§ **Information supplied**
==========
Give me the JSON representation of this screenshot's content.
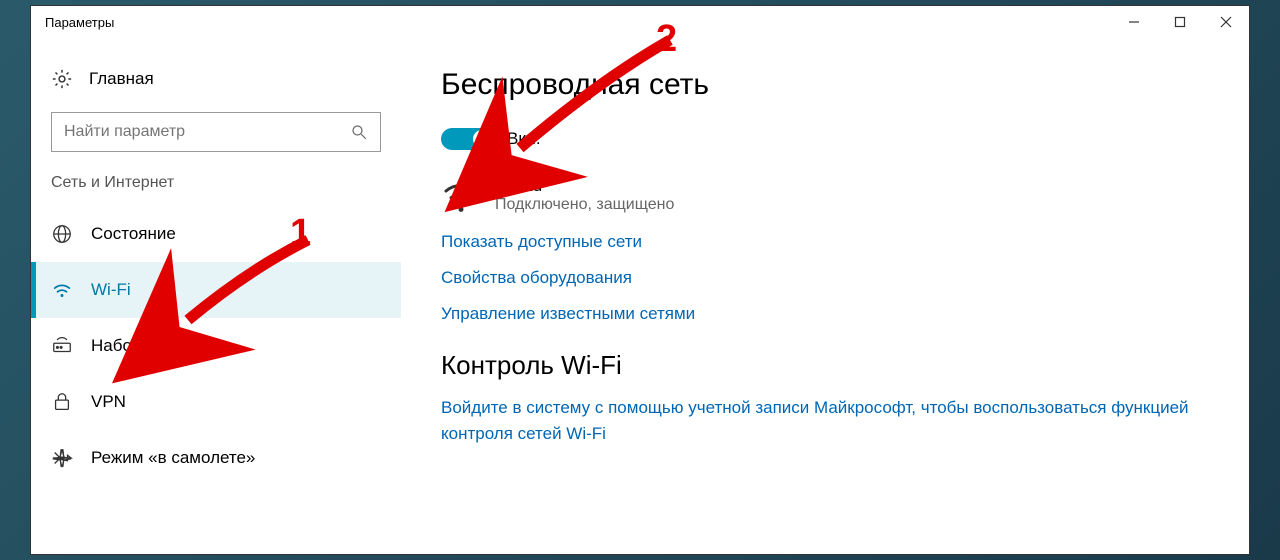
{
  "window": {
    "title": "Параметры"
  },
  "sidebar": {
    "home_label": "Главная",
    "search_placeholder": "Найти параметр",
    "section_label": "Сеть и Интернет",
    "items": [
      {
        "label": "Состояние"
      },
      {
        "label": "Wi-Fi"
      },
      {
        "label": "Набор номера"
      },
      {
        "label": "VPN"
      },
      {
        "label": "Режим «в самолете»"
      }
    ]
  },
  "main": {
    "heading": "Беспроводная сеть",
    "toggle_label": "Вкл.",
    "network": {
      "name": "Ku-Ku",
      "status": "Подключено, защищено"
    },
    "links": {
      "show_networks": "Показать доступные сети",
      "hw_props": "Свойства оборудования",
      "manage_known": "Управление известными сетями"
    },
    "section2_heading": "Контроль Wi-Fi",
    "section2_body": "Войдите в систему с помощью учетной записи Майкрософт, чтобы воспользоваться функцией контроля сетей Wi-Fi"
  },
  "annotations": {
    "num1": "1",
    "num2": "2"
  }
}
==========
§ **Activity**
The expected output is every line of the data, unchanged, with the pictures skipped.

§ **Result for this task**
Give me the JSON representation of this screenshot's content.
{
  "window": {
    "title": "Параметры"
  },
  "sidebar": {
    "home_label": "Главная",
    "search_placeholder": "Найти параметр",
    "section_label": "Сеть и Интернет",
    "items": [
      {
        "label": "Состояние"
      },
      {
        "label": "Wi-Fi"
      },
      {
        "label": "Набор номера"
      },
      {
        "label": "VPN"
      },
      {
        "label": "Режим «в самолете»"
      }
    ]
  },
  "main": {
    "heading": "Беспроводная сеть",
    "toggle_label": "Вкл.",
    "network": {
      "name": "Ku-Ku",
      "status": "Подключено, защищено"
    },
    "links": {
      "show_networks": "Показать доступные сети",
      "hw_props": "Свойства оборудования",
      "manage_known": "Управление известными сетями"
    },
    "section2_heading": "Контроль Wi-Fi",
    "section2_body": "Войдите в систему с помощью учетной записи Майкрософт, чтобы воспользоваться функцией контроля сетей Wi-Fi"
  },
  "annotations": {
    "num1": "1",
    "num2": "2"
  }
}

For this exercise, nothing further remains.